Andrea Camilleri's novels starring Inspector Montalbano have become an international sensation and have been translated from Italian into eight languages, ranging from Dutch to Japanese. The Shape of Water is the first book in this sly, witty, and engaging series with its sardonic take on Sicilian life.
Author - Kevin Holtsberry
MacDonald does a great job of allowing the reader to see the world through Zelda's eyes with all the complexity involved in a broken family trying to make things work. You can feel the challenge of Ger trying to get his life back on track while caring for his sister. You can feel the strain of poverty on school, work, and relationships. But you also get the joy of the optimism and determination of Zelda; her fierce independence and desire to chart her own course.
As I so often say, taste and preferences play a big role in whether you would enjoy this book. It is not literary fiction but it is entertaining and fast paced. Not to sound even more like a dad, but perhaps it is like junk food, fun to grab once in a while but not likely to be good for you in large doses.
A funny and honest middle-grade novel, this sharply observed depiction of family, friendship, and Alice's determination to prove herself--as a babysitter, as a friend, as a daughter, as a person--rings loud and true.
At a time of catastrophe and national despair, when conservative nationalism is on the rise and violent confrontation on the streets is becoming commonplace, it’s extremely suspicious that the books politicians, the press, university administrators, and corporate consultants alike are asking us to read are urging us to put race even more at the center of our identities, and fetishize the unbridgeable nature of our differences. — Matt Taibbi, on White Fragility and its popularity
Leadership in elected office is often about telling people difficult truths that they don’t want to hear, making hard decisions that will fully satisfy no one, and accepting the responsibility for making those decisions. If you are not willing to accept that, don’t run for the job.
When thinking for self is declining, more charlatans and fewer statesmen will vie for office. Look at the political horizon to learn what the thinking is, just as you look at a thermometer to learn what the temperature is. So blame not the political opportunists for the state of the nation.
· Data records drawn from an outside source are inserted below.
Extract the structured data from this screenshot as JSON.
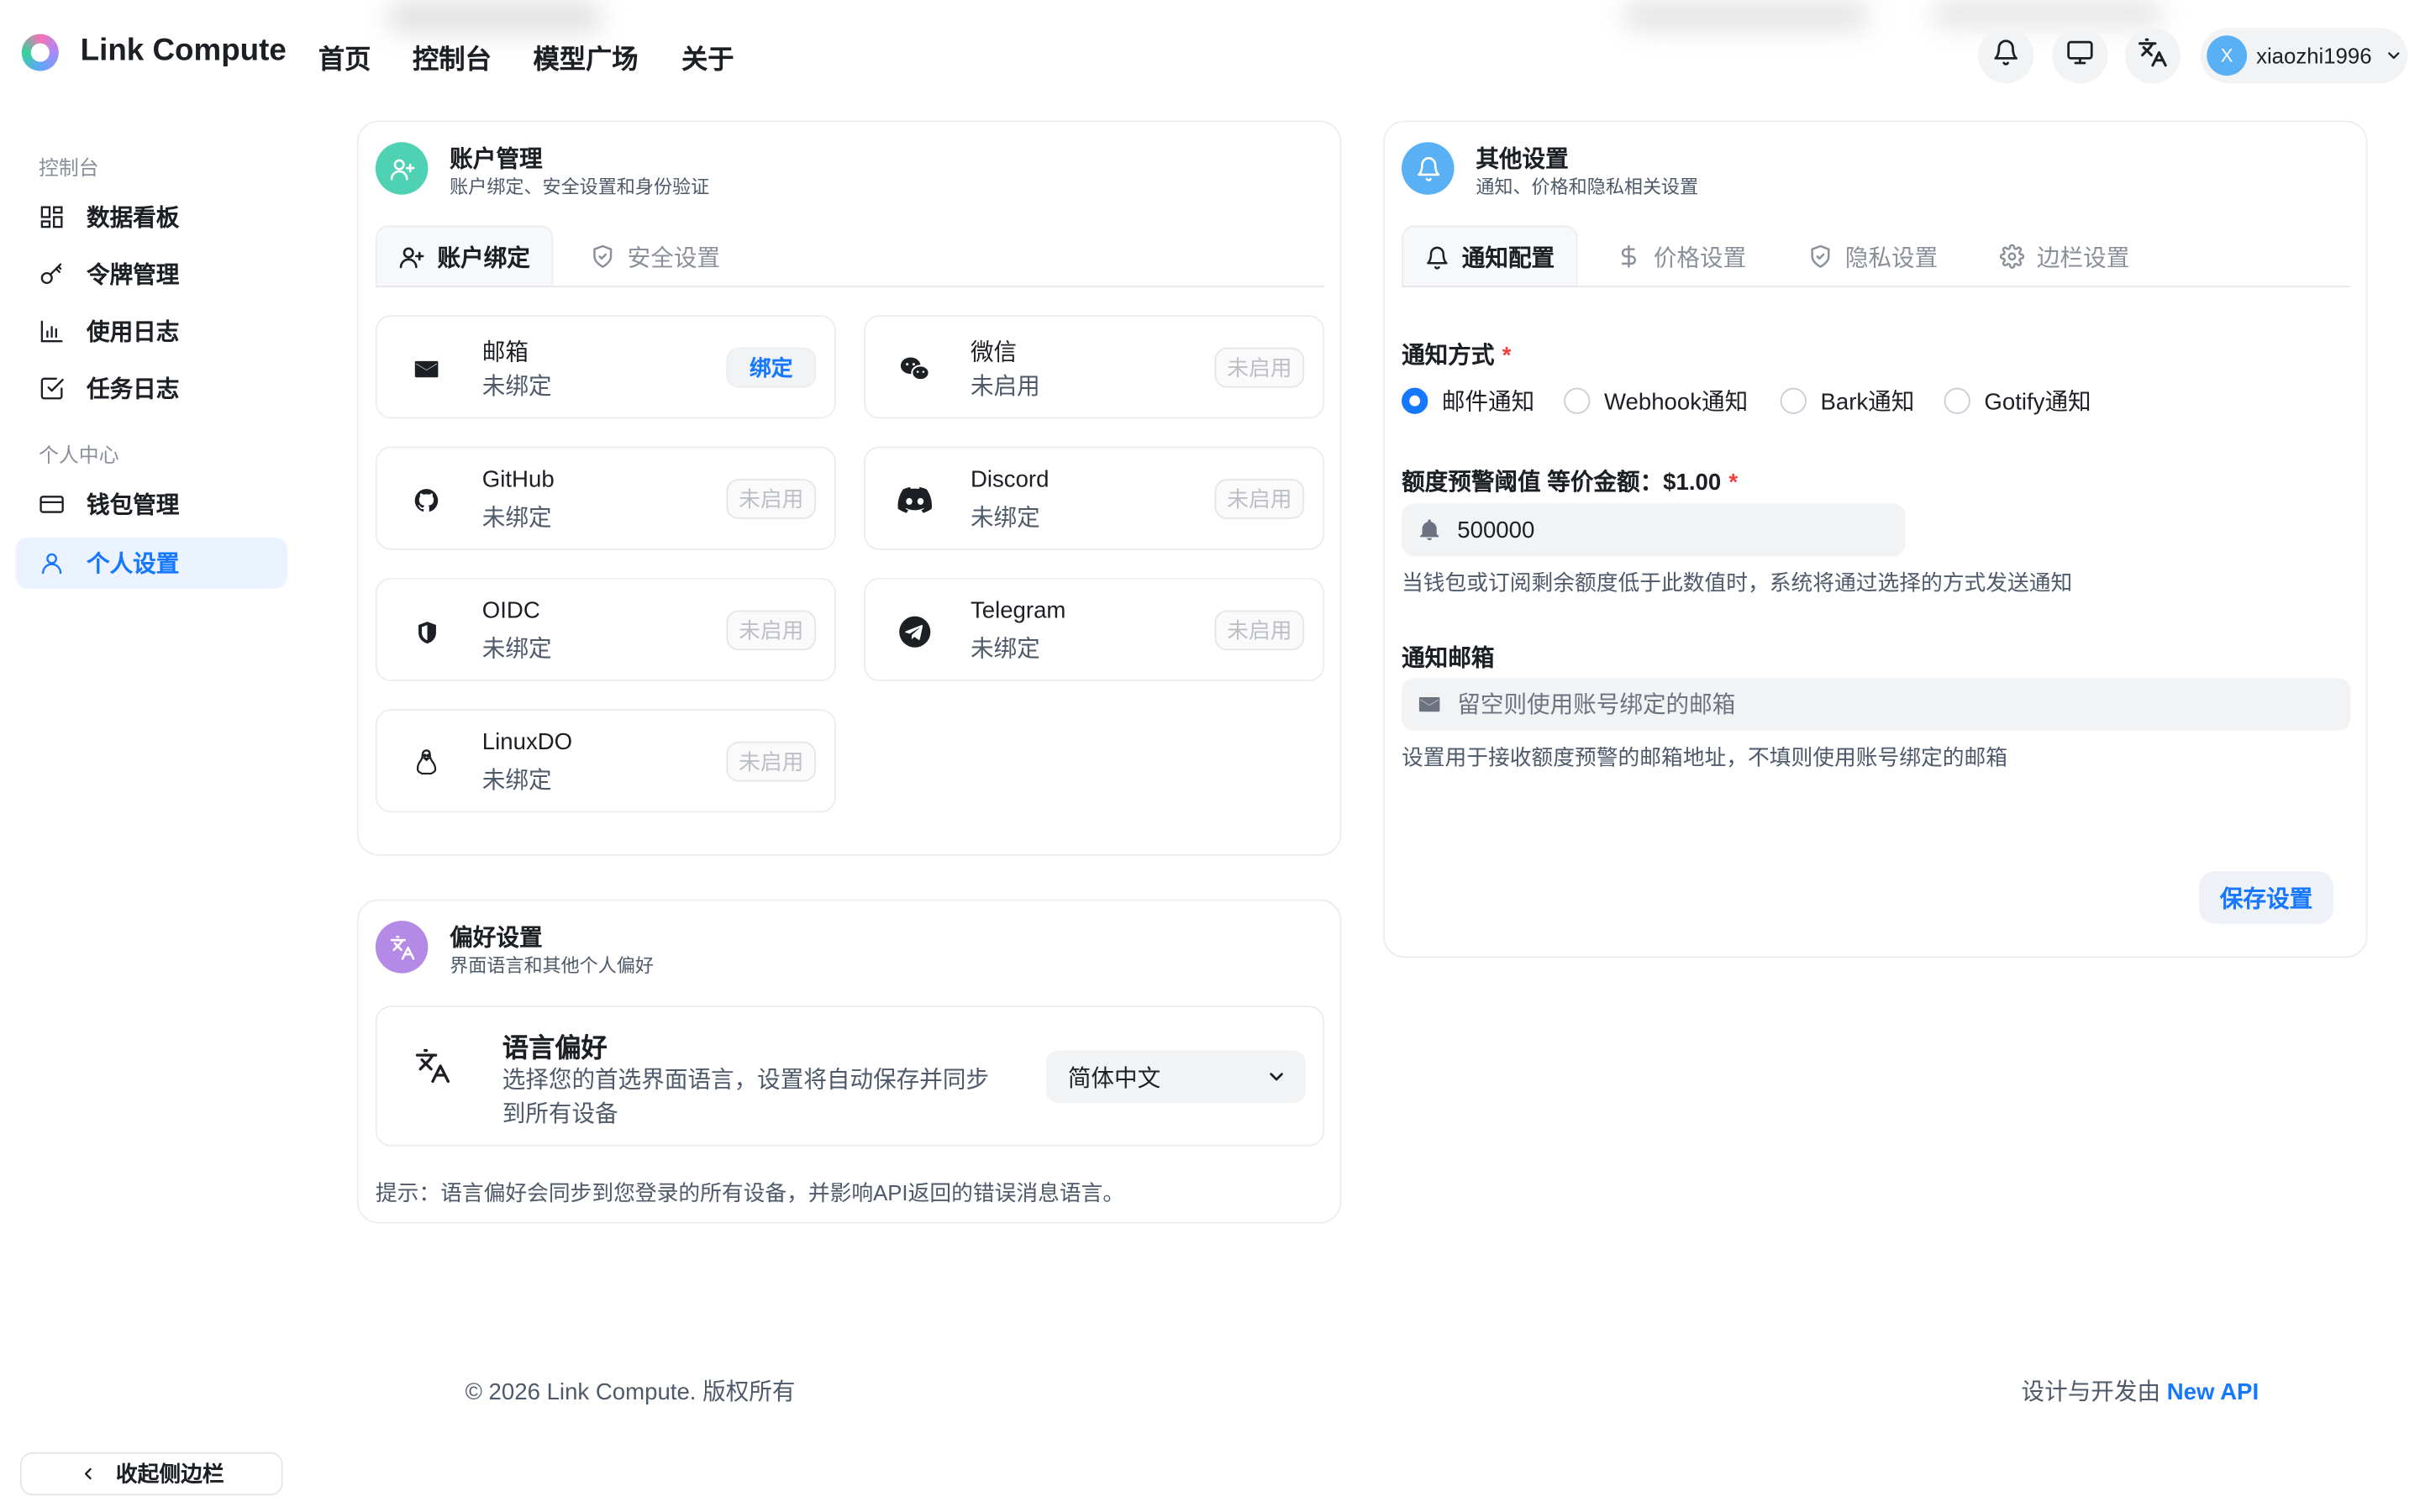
{
  "header": {
    "brand": "Link Compute",
    "nav": [
      "首页",
      "控制台",
      "模型广场",
      "关于"
    ],
    "icons": [
      "bell-icon",
      "monitor-icon",
      "translate-icon"
    ],
    "user": {
      "initial": "X",
      "name": "xiaozhi1996"
    }
  },
  "sidebar": {
    "group1": "控制台",
    "items1": [
      "数据看板",
      "令牌管理",
      "使用日志",
      "任务日志"
    ],
    "group2": "个人中心",
    "items2": [
      "钱包管理",
      "个人设置"
    ],
    "active": "个人设置",
    "collapse": "收起侧边栏"
  },
  "account": {
    "title": "账户管理",
    "subtitle": "账户绑定、安全设置和身份验证",
    "tabs": [
      "账户绑定",
      "安全设置"
    ],
    "bindings": [
      {
        "name": "邮箱",
        "status": "未绑定",
        "action": "绑定",
        "icon": "mail-icon"
      },
      {
        "name": "微信",
        "status": "未启用",
        "action": "未启用",
        "icon": "wechat-icon"
      },
      {
        "name": "GitHub",
        "status": "未绑定",
        "action": "未启用",
        "icon": "github-icon"
      },
      {
        "name": "Discord",
        "status": "未绑定",
        "action": "未启用",
        "icon": "discord-icon"
      },
      {
        "name": "OIDC",
        "status": "未绑定",
        "action": "未启用",
        "icon": "shield-icon"
      },
      {
        "name": "Telegram",
        "status": "未绑定",
        "action": "未启用",
        "icon": "telegram-icon"
      },
      {
        "name": "LinuxDO",
        "status": "未绑定",
        "action": "未启用",
        "icon": "linux-icon"
      }
    ]
  },
  "preferences": {
    "title": "偏好设置",
    "subtitle": "界面语言和其他个人偏好",
    "language_title": "语言偏好",
    "language_desc_line1": "选择您的首选界面语言，设置将自动保存并同步",
    "language_desc_line2": "到所有设备",
    "language_value": "简体中文",
    "tip": "提示：语言偏好会同步到您登录的所有设备，并影响API返回的错误消息语言。"
  },
  "other": {
    "title": "其他设置",
    "subtitle": "通知、价格和隐私相关设置",
    "tabs": [
      "通知配置",
      "价格设置",
      "隐私设置",
      "边栏设置"
    ],
    "notify_method_label": "通知方式",
    "notify_methods": [
      "邮件通知",
      "Webhook通知",
      "Bark通知",
      "Gotify通知"
    ],
    "threshold_label": "额度预警阈值 等价金额：$1.00",
    "threshold_value": "500000",
    "threshold_help": "当钱包或订阅剩余额度低于此数值时，系统将通过选择的方式发送通知",
    "email_label": "通知邮箱",
    "email_placeholder": "留空则使用账号绑定的邮箱",
    "email_help": "设置用于接收额度预警的邮箱地址，不填则使用账号绑定的邮箱",
    "save": "保存设置"
  },
  "footer": {
    "copyright": "© 2026 Link Compute. 版权所有",
    "credit_prefix": "设计与开发由",
    "credit_link": "New API"
  }
}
Our failure to think for ourselves put them there-indeed, brought them into being. For we are the market; they are but the reflections!
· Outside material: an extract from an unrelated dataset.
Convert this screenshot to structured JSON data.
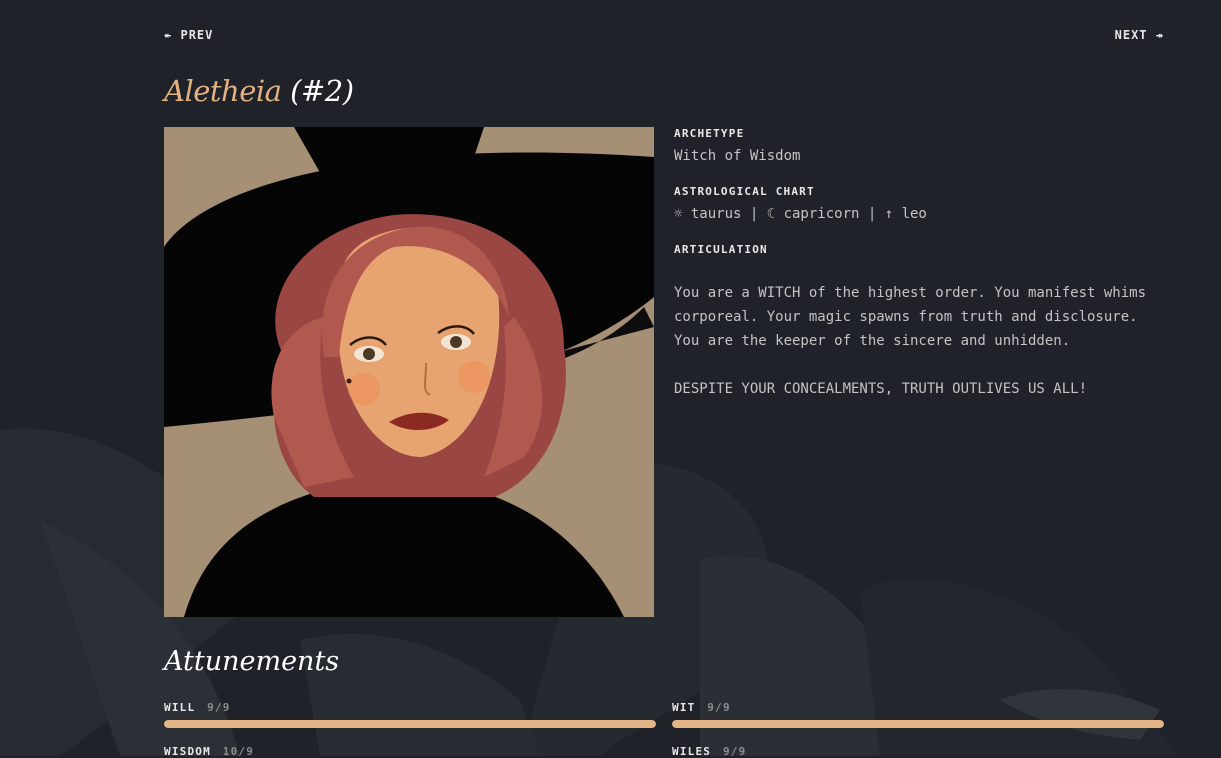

These perceptive moral essays crackle with wit, intelligence, and a wide range of knowledge. A cultural hawk eye delivers relevant, down-to-earth meditations on the way we live now. "A Visit to Vanity Fair" blends personal reflection with cultural criticism to address such topics as reading with children, sitting with a dying friend, and watching TV documentaries.